Ronery — A Solitaire game in PyQt

The classic card Solitaire (Klondike) game with a North Korean / 'Team America: World Police' twist. The game is otherwise identical, offering the same options. Built with PyQt, it uses QGraphicsScene to handle the play area.

Ronery

The classic Solitaire win-screen is also implemented, although since the play canvas is not a bitmap it doesn't "fill up". It's still sufficiently satisfying.

Ronery

The configuration options allow for 3-draw and 1 draw styles, with 3, 5 or infinite rounds.

Code notes

Card handling

The approach I used here was to treat each place where cards can be placed as a 'stack' object, which handles the cards it currently holds. Each stack is responsible for the layout of the cards on it's pile.

A stack is also responsibly for accepting/rejecting an attempted drop of a card on it. Some stacks, e.g. the deck + deal pile do not accept any drop. Others, such as the finish piles, have specific rules.

In most cases there is no relationship between any cards on a stack, with the exception of the 'in play' stacks along the bottom. Here cards have a parent-child relationship, allowing multiple cards to be dragged at once.

The end animation

The end-game was a bit weird to implement. Since it is self-contained and happens 'outside' of game time the first thought was to have a separate fake event loop, hitting QApplication.processEvents to tick over. But that's nasty.

Instead the animation is handled by a QTimer, normally idle during play, which once triggered repeatedly pings an animation step-forward slot. This moves cards (faking 'gravity', bouncing) as well as re-stacking them once they're out of the play area. Restacking uses the normal stacking code so they can pile up. The final piece of the puzzle was to block user interaction, otherwise the cards could still be grabbed and dropped they bounced.
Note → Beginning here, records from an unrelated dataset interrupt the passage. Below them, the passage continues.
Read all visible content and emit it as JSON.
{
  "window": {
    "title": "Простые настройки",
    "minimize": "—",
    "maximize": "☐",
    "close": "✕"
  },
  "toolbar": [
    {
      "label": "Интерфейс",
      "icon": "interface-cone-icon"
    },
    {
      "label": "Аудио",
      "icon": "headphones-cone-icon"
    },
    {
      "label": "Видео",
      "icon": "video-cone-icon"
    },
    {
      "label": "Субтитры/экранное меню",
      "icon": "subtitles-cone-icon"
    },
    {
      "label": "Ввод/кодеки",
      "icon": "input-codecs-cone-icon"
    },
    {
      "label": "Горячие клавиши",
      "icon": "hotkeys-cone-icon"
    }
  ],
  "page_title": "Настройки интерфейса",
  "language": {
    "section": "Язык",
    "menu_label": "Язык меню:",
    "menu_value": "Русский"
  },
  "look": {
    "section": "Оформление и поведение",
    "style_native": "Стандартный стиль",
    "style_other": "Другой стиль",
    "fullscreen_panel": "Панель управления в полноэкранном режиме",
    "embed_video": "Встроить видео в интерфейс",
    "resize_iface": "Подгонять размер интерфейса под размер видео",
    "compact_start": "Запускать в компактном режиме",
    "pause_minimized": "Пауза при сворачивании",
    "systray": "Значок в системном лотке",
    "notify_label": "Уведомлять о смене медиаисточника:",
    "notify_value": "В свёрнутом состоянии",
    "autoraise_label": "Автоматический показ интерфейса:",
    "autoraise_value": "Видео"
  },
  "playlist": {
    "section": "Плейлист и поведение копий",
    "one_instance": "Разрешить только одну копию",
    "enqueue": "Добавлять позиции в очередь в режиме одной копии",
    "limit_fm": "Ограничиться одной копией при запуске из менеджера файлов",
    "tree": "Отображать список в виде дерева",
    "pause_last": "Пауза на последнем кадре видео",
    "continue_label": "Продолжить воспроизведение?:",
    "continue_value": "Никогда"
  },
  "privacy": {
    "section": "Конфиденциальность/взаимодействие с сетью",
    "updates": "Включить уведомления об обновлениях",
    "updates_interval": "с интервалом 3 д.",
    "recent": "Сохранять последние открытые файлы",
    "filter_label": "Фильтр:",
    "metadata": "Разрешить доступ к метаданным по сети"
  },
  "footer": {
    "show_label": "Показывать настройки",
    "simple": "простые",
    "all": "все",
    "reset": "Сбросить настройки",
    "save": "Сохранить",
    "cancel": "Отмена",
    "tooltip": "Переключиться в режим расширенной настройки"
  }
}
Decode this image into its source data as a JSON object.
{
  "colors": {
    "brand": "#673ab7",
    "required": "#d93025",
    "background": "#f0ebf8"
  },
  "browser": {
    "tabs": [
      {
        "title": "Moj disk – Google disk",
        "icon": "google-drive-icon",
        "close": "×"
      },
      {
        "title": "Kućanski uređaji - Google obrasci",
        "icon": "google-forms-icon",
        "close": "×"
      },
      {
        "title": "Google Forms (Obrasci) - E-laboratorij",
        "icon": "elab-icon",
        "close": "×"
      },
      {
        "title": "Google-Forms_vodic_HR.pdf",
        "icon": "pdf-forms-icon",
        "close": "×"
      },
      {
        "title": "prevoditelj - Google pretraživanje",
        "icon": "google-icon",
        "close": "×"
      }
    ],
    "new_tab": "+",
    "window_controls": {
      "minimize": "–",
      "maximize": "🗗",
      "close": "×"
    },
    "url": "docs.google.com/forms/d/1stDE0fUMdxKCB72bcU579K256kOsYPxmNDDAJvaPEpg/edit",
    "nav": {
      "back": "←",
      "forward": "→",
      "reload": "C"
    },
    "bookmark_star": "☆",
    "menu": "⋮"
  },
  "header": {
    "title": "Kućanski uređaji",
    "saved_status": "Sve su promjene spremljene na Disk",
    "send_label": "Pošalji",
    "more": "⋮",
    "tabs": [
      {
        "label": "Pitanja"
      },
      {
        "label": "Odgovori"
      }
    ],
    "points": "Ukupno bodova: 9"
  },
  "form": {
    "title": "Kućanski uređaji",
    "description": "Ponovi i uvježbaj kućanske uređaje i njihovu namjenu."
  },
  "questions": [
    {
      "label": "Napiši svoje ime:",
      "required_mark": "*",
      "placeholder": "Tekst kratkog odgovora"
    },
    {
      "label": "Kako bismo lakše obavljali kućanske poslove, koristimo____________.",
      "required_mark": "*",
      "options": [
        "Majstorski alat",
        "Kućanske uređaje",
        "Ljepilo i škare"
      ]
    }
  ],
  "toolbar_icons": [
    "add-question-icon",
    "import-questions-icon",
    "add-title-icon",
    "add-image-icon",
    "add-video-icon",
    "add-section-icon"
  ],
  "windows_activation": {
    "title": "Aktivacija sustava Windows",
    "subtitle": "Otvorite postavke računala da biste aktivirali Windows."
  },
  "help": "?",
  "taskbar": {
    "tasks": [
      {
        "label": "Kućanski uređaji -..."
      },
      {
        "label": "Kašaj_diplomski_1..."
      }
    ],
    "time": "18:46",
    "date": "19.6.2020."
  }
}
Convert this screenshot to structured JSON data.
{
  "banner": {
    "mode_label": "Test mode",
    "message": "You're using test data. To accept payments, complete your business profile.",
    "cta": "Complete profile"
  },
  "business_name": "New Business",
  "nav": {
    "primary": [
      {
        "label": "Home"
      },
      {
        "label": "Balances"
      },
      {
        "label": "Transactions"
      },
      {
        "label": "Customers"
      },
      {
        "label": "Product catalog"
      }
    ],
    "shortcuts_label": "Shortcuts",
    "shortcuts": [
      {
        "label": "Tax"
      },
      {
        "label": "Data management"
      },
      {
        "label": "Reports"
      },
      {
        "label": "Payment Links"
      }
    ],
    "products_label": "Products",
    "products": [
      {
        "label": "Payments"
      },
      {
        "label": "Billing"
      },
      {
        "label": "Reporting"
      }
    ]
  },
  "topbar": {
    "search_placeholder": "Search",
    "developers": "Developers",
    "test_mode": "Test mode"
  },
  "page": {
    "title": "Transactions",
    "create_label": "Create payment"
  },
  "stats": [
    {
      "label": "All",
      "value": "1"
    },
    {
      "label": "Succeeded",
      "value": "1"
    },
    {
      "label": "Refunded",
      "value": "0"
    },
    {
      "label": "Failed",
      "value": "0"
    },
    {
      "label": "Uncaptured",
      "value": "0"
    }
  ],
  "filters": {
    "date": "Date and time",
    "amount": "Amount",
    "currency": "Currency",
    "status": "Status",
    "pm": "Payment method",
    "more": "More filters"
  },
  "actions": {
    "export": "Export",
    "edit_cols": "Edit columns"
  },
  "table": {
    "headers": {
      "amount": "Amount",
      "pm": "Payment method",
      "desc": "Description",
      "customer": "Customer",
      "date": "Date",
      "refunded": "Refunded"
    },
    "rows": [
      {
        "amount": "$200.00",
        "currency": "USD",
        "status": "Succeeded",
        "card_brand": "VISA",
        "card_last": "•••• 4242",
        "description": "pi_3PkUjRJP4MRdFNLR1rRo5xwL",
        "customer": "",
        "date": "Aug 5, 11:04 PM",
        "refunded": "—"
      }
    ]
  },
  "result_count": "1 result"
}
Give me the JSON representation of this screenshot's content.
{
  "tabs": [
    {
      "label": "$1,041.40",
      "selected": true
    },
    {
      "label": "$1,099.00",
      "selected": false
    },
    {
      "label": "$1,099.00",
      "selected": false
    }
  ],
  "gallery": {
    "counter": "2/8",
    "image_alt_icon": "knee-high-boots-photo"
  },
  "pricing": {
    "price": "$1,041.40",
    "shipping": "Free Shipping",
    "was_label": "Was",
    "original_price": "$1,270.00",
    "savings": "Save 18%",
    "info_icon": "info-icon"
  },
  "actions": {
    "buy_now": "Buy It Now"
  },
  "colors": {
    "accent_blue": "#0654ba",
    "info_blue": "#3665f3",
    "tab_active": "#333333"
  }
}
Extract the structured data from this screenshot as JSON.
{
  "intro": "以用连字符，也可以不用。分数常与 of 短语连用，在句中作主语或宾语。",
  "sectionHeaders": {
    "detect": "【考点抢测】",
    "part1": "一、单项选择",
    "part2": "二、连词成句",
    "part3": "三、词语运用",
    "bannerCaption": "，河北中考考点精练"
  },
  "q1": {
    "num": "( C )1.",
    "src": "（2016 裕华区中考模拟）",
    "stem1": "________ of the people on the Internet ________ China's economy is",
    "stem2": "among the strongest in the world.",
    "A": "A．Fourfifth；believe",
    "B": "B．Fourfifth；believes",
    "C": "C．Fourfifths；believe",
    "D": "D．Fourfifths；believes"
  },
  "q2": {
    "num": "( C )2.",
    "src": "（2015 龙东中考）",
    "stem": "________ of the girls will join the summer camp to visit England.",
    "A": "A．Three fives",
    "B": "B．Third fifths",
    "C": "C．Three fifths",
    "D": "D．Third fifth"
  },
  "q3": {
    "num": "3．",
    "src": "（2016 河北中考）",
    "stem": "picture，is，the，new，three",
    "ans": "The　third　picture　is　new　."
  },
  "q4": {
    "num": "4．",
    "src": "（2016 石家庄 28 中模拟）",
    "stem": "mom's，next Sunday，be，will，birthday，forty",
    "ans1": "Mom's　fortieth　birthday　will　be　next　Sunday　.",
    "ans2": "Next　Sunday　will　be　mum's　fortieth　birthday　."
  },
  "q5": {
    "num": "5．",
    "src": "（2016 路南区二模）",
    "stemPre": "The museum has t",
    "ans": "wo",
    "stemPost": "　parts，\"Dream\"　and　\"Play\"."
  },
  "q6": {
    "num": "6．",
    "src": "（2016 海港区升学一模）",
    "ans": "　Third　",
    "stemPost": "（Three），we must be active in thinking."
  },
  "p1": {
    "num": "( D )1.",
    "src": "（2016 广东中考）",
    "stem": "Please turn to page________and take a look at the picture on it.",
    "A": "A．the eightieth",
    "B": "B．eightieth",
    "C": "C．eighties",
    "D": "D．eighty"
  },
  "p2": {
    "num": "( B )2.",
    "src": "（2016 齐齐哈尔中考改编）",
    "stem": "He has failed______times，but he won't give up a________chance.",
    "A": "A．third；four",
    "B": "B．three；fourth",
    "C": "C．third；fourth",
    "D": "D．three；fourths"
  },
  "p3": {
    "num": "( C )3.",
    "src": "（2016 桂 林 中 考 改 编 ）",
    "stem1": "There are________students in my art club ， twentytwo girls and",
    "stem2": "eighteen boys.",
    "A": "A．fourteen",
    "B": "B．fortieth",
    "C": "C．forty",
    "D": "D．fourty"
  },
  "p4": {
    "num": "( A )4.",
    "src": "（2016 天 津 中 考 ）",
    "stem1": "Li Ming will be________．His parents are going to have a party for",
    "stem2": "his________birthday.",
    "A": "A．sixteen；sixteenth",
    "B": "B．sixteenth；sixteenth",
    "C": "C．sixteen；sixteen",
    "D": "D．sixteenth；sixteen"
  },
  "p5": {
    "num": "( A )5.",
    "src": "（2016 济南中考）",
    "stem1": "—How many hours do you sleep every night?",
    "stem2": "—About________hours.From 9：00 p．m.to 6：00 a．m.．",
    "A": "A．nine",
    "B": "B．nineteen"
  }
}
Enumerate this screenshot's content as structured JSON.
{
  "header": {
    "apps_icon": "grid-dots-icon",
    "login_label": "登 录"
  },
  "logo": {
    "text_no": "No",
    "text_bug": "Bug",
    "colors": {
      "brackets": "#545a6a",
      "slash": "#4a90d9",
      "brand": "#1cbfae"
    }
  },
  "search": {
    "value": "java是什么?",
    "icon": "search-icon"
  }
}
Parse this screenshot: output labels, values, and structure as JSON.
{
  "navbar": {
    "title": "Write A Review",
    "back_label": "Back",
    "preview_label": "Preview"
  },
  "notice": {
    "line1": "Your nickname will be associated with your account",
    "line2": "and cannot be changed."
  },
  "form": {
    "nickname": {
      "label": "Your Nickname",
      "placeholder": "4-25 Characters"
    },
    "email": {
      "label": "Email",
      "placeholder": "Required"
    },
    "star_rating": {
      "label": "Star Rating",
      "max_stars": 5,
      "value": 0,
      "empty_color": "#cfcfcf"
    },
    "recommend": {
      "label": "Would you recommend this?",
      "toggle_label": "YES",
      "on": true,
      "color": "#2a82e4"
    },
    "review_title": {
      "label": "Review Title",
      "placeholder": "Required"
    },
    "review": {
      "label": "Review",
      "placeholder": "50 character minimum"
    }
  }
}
The easiest way to achieve this is to place an object over the entire window which is set to capture (and discard) all mouse clicks.

Other licenses

The card images were made from a freely available set of PNGs which were themselves auto-generated from SVGs traced from actual cards(!). The original card designs are out of copyright.

Note that the linked repository contains some custom art on ace cards which may still be copyrighted and so was not used.

Icons used in the application are by Yusuke Kamiyaman.